For the next couple of weeks I watched these same three young men ride around my neighborhood on their contraption. They invited some of their other friends to enjoy the spoils of their work and what surprised me the most was it worked quite well. In fact, after about a week they decided to put a kind of wrapper on the wagon that made it look like one of the old covered wagons of the early west. I giggled to myself wondering why some people thought our children had lost their ingenuity and imagination. I guess those same people stopped looking for it years ago.
During another early morning having coffee with my wife, which is one of my favorite times in my life, I caught a glimpse of an elderly gentleman slowly walking down the road past my house. He was wearing a wide brimmed straw hat, a yellow collared shirt, a pair of brown shorts, white socks, and what appeared to be a gray pair of sneakers. The white socks where perfectly worn around the calf’s of his legs and what made the largest impression on me was his head was held high in an almost dare to have his years stop the progression of his walk.
He also held a wooden cane. I don’t believe it was straight but because the gentlemen walked with a strong gait it seems the cane was not used for the purpose of balance but rather as a trophy he had succeeded to survive his years. I watched him pass my house not looking to his right or left but always straight ahead. For the next few weeks I watched that gentleman enjoy his morning walk. It has been over a week since I saw him. I pray all is well but I still smile knowing that whatever happened was controlled by that gentleman with the cane.
Living on the coast of Maine it would be difficult to picture a more homespun scene then that of four men on a fishing boat off our rocky shore.

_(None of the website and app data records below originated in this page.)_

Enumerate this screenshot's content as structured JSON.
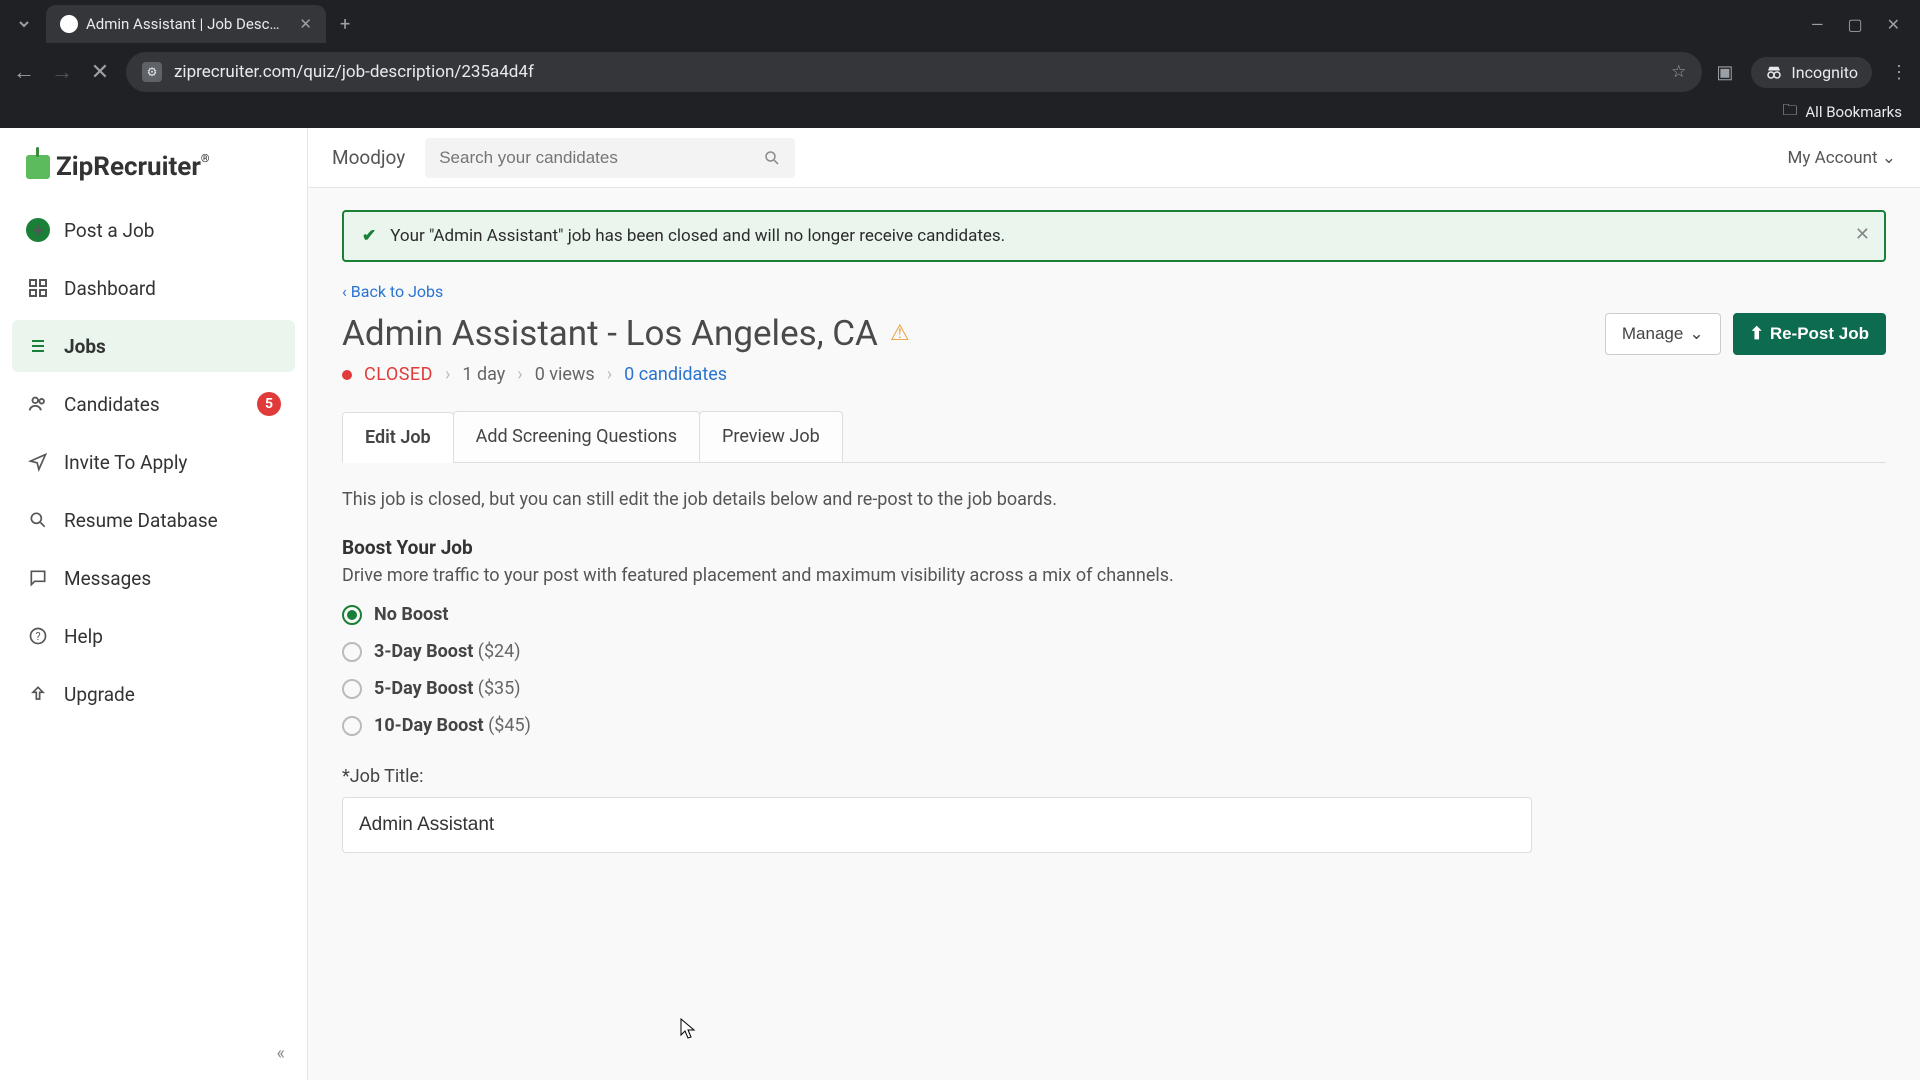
{
  "browser": {
    "tab_title": "Admin Assistant | Job Descripti",
    "url": "ziprecruiter.com/quiz/job-description/235a4d4f",
    "incognito_label": "Incognito",
    "all_bookmarks": "All Bookmarks"
  },
  "logo_text": "ZipRecruiter",
  "sidebar": {
    "post_job": "Post a Job",
    "dashboard": "Dashboard",
    "jobs": "Jobs",
    "candidates": "Candidates",
    "candidates_badge": "5",
    "invite": "Invite To Apply",
    "resume_db": "Resume Database",
    "messages": "Messages",
    "help": "Help",
    "upgrade": "Upgrade"
  },
  "topbar": {
    "org": "Moodjoy",
    "search_placeholder": "Search your candidates",
    "account": "My Account"
  },
  "alert_text": "Your \"Admin Assistant\" job has been closed and will no longer receive candidates.",
  "back_link": "Back to Jobs",
  "job": {
    "title": "Admin Assistant - Los Angeles, CA",
    "status": "CLOSED",
    "age": "1 day",
    "views": "0 views",
    "candidates": "0 candidates",
    "manage_btn": "Manage",
    "repost_btn": "Re-Post Job"
  },
  "tabs": {
    "edit": "Edit Job",
    "screening": "Add Screening Questions",
    "preview": "Preview Job"
  },
  "closed_note": "This job is closed, but you can still edit the job details below and re-post to the job boards.",
  "boost": {
    "title": "Boost Your Job",
    "desc": "Drive more traffic to your post with featured placement and maximum visibility across a mix of channels.",
    "options": [
      {
        "label": "No Boost",
        "price": ""
      },
      {
        "label": "3-Day Boost",
        "price": "($24)"
      },
      {
        "label": "5-Day Boost",
        "price": "($35)"
      },
      {
        "label": "10-Day Boost",
        "price": "($45)"
      }
    ]
  },
  "job_title_field": {
    "label": "*Job Title:",
    "value": "Admin Assistant"
  }
}
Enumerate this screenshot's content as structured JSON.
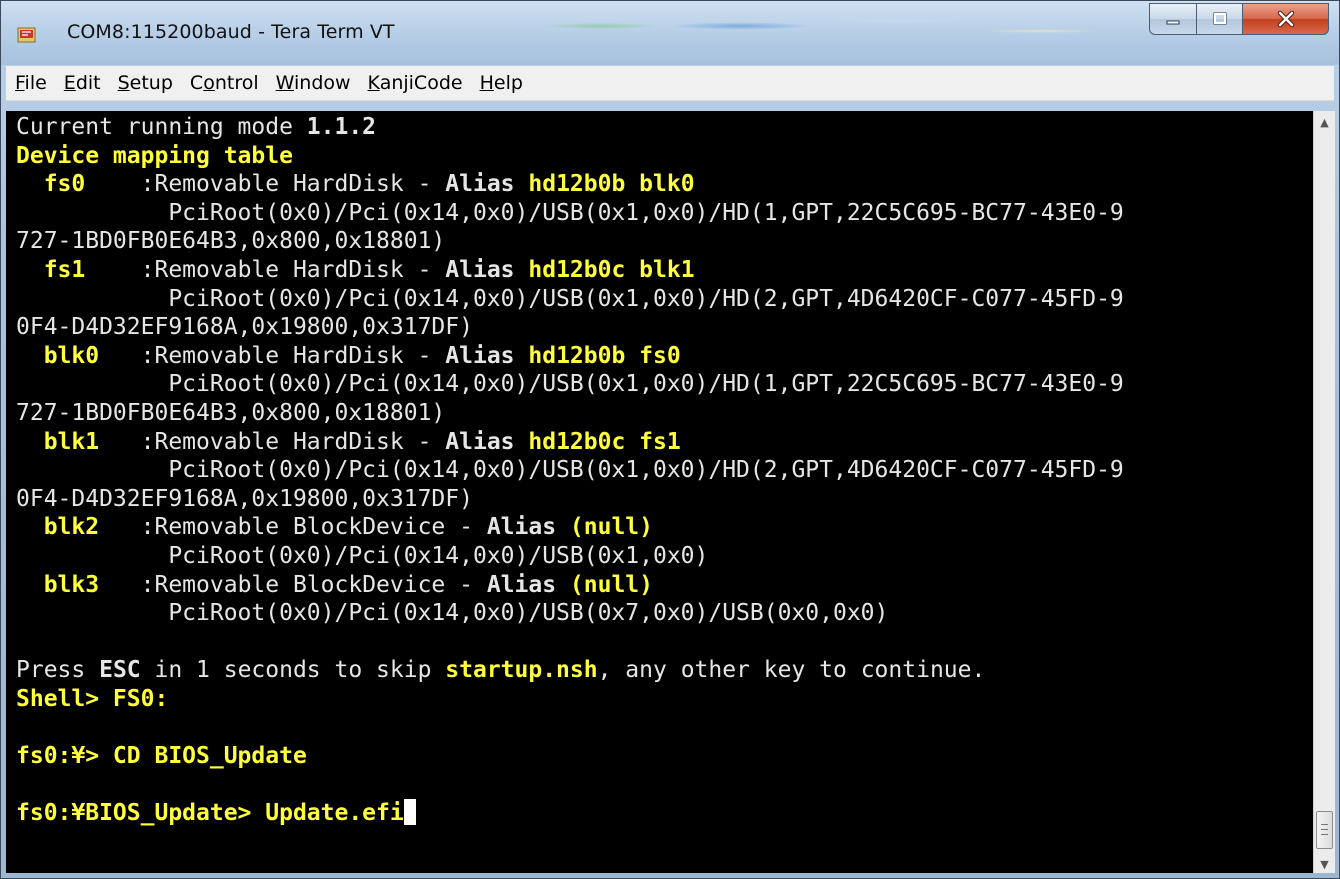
{
  "window": {
    "title": "COM8:115200baud - Tera Term VT"
  },
  "menu": {
    "items": [
      {
        "u": "F",
        "rest": "ile"
      },
      {
        "u": "E",
        "rest": "dit"
      },
      {
        "u": "S",
        "rest": "etup"
      },
      {
        "pre": "C",
        "u": "o",
        "rest": "ntrol"
      },
      {
        "u": "W",
        "rest": "indow"
      },
      {
        "u": "K",
        "rest": "anjiCode"
      },
      {
        "u": "H",
        "rest": "elp"
      }
    ]
  },
  "terminal": {
    "lines": [
      [
        {
          "t": "Current running mode ",
          "c": "w"
        },
        {
          "t": "1.1.2",
          "c": "w",
          "b": true
        }
      ],
      [
        {
          "t": "Device mapping table",
          "c": "y",
          "b": true
        }
      ],
      [
        {
          "t": "  fs0",
          "c": "y",
          "b": true
        },
        {
          "t": "    :Removable HardDisk - ",
          "c": "w"
        },
        {
          "t": "Alias ",
          "c": "w",
          "b": true
        },
        {
          "t": "hd12b0b blk0",
          "c": "y",
          "b": true
        }
      ],
      [
        {
          "t": "           PciRoot(0x0)/Pci(0x14,0x0)/USB(0x1,0x0)/HD(1,GPT,22C5C695-BC77-43E0-9",
          "c": "w"
        }
      ],
      [
        {
          "t": "727-1BD0FB0E64B3,0x800,0x18801)",
          "c": "w"
        }
      ],
      [
        {
          "t": "  fs1",
          "c": "y",
          "b": true
        },
        {
          "t": "    :Removable HardDisk - ",
          "c": "w"
        },
        {
          "t": "Alias ",
          "c": "w",
          "b": true
        },
        {
          "t": "hd12b0c blk1",
          "c": "y",
          "b": true
        }
      ],
      [
        {
          "t": "           PciRoot(0x0)/Pci(0x14,0x0)/USB(0x1,0x0)/HD(2,GPT,4D6420CF-C077-45FD-9",
          "c": "w"
        }
      ],
      [
        {
          "t": "0F4-D4D32EF9168A,0x19800,0x317DF)",
          "c": "w"
        }
      ],
      [
        {
          "t": "  blk0",
          "c": "y",
          "b": true
        },
        {
          "t": "   :Removable HardDisk - ",
          "c": "w"
        },
        {
          "t": "Alias ",
          "c": "w",
          "b": true
        },
        {
          "t": "hd12b0b fs0",
          "c": "y",
          "b": true
        }
      ],
      [
        {
          "t": "           PciRoot(0x0)/Pci(0x14,0x0)/USB(0x1,0x0)/HD(1,GPT,22C5C695-BC77-43E0-9",
          "c": "w"
        }
      ],
      [
        {
          "t": "727-1BD0FB0E64B3,0x800,0x18801)",
          "c": "w"
        }
      ],
      [
        {
          "t": "  blk1",
          "c": "y",
          "b": true
        },
        {
          "t": "   :Removable HardDisk - ",
          "c": "w"
        },
        {
          "t": "Alias ",
          "c": "w",
          "b": true
        },
        {
          "t": "hd12b0c fs1",
          "c": "y",
          "b": true
        }
      ],
      [
        {
          "t": "           PciRoot(0x0)/Pci(0x14,0x0)/USB(0x1,0x0)/HD(2,GPT,4D6420CF-C077-45FD-9",
          "c": "w"
        }
      ],
      [
        {
          "t": "0F4-D4D32EF9168A,0x19800,0x317DF)",
          "c": "w"
        }
      ],
      [
        {
          "t": "  blk2",
          "c": "y",
          "b": true
        },
        {
          "t": "   :Removable BlockDevice - ",
          "c": "w"
        },
        {
          "t": "Alias ",
          "c": "w",
          "b": true
        },
        {
          "t": "(null)",
          "c": "y",
          "b": true
        }
      ],
      [
        {
          "t": "           PciRoot(0x0)/Pci(0x14,0x0)/USB(0x1,0x0)",
          "c": "w"
        }
      ],
      [
        {
          "t": "  blk3",
          "c": "y",
          "b": true
        },
        {
          "t": "   :Removable BlockDevice - ",
          "c": "w"
        },
        {
          "t": "Alias ",
          "c": "w",
          "b": true
        },
        {
          "t": "(null)",
          "c": "y",
          "b": true
        }
      ],
      [
        {
          "t": "           PciRoot(0x0)/Pci(0x14,0x0)/USB(0x7,0x0)/USB(0x0,0x0)",
          "c": "w"
        }
      ],
      [
        {
          "t": "",
          "c": "w"
        }
      ],
      [
        {
          "t": "Press ",
          "c": "w"
        },
        {
          "t": "ESC",
          "c": "w",
          "b": true
        },
        {
          "t": " in 1 seconds to skip ",
          "c": "w"
        },
        {
          "t": "startup.nsh",
          "c": "y",
          "b": true
        },
        {
          "t": ", any other key to continue.",
          "c": "w"
        }
      ],
      [
        {
          "t": "Shell> FS0:",
          "c": "y",
          "b": true
        }
      ],
      [
        {
          "t": "",
          "c": "w"
        }
      ],
      [
        {
          "t": "fs0:¥> CD BIOS_Update",
          "c": "y",
          "b": true
        }
      ],
      [
        {
          "t": "",
          "c": "w"
        }
      ],
      [
        {
          "t": "fs0:¥BIOS_Update> Update.efi",
          "c": "y",
          "b": true,
          "cursor": true
        }
      ]
    ]
  },
  "colors": {
    "terminal_bg": "#000000",
    "text_white": "#e6e6e6",
    "text_yellow": "#ffff3c"
  },
  "icons": {
    "app": "tera-term-icon",
    "minimize": "minimize-icon",
    "maximize": "maximize-icon",
    "close": "close-icon",
    "scroll_up": "scroll-up-icon",
    "scroll_down": "scroll-down-icon"
  }
}
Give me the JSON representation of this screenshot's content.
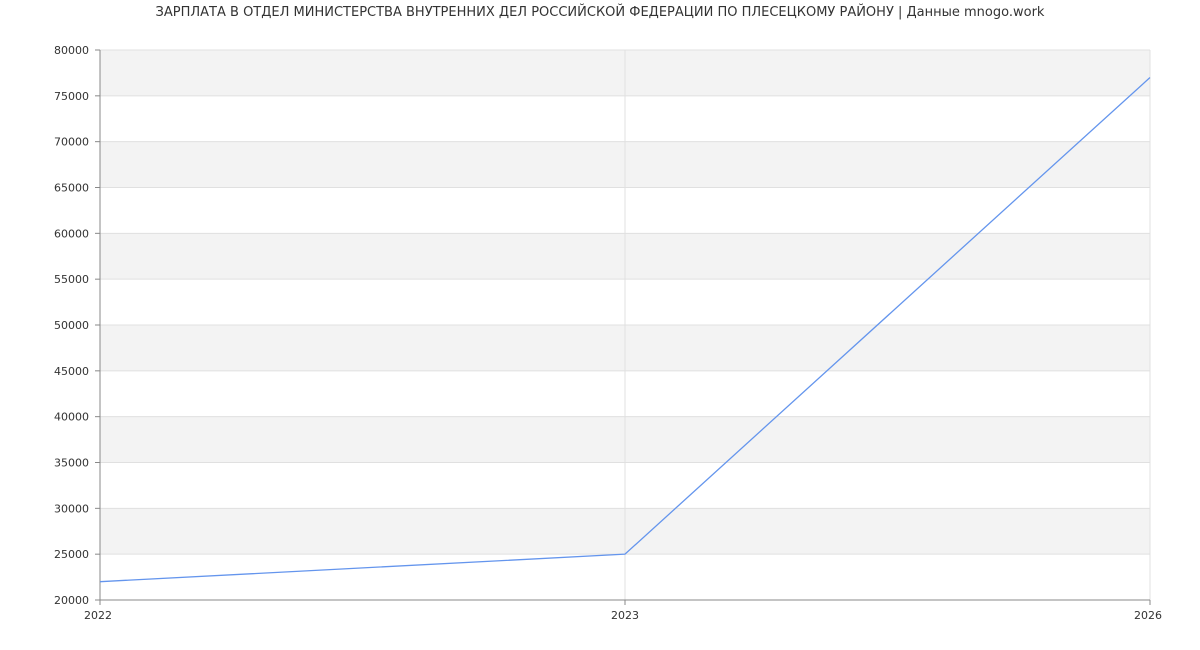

This happened to me last week as I decided to join some friends on my neighbor’s boat. Three of us were of Italian heritage that made our skin dark from the sun and allowed us to go shirtless even though the thought of doing that in public would never happen. One was of Irish heritage that made him bundle up inside shirts and towels perpetually looking for number-75 sun block in order to survive the night that would follow the day.
We ended up where the York River meets the ocean near some large rocks that seemingly guard the entrance. We anchored there and laid down our lines hoping we could at least bring home some stories about what we almost caught. Personally I was in fear that I might just catch something and have to do what I have no clue as to what to do.
Waiting for our lines to scream that something was caught on the other side we talked about everything from neighborhood rumors to national politics. We argued war, economy, elections, weight, baldness, taxes, and death. Sometimes our voices grew loud in an attempt to out shout each other. Other times we waved our arms and hands in disgust to possibly show the other person had little argument or attempt to hide the fact that maybe we were wrong.
I tried to take my mind out of the boat that afternoon and imagine what the scene would look like from a distance. I smiled in the realization that many a oil painting must have been produced by the thoughts of someone whose mind’s eye imagined what we were doing on that particular day where the river met the sea.
I could go on for volumes describing scenes I have enjoyed during the past few summer months that reminded me of Norman Rockwell’s paintings of times gone by. The beauty of this is that the concept of times gone by simply does not exist in a place we all call home.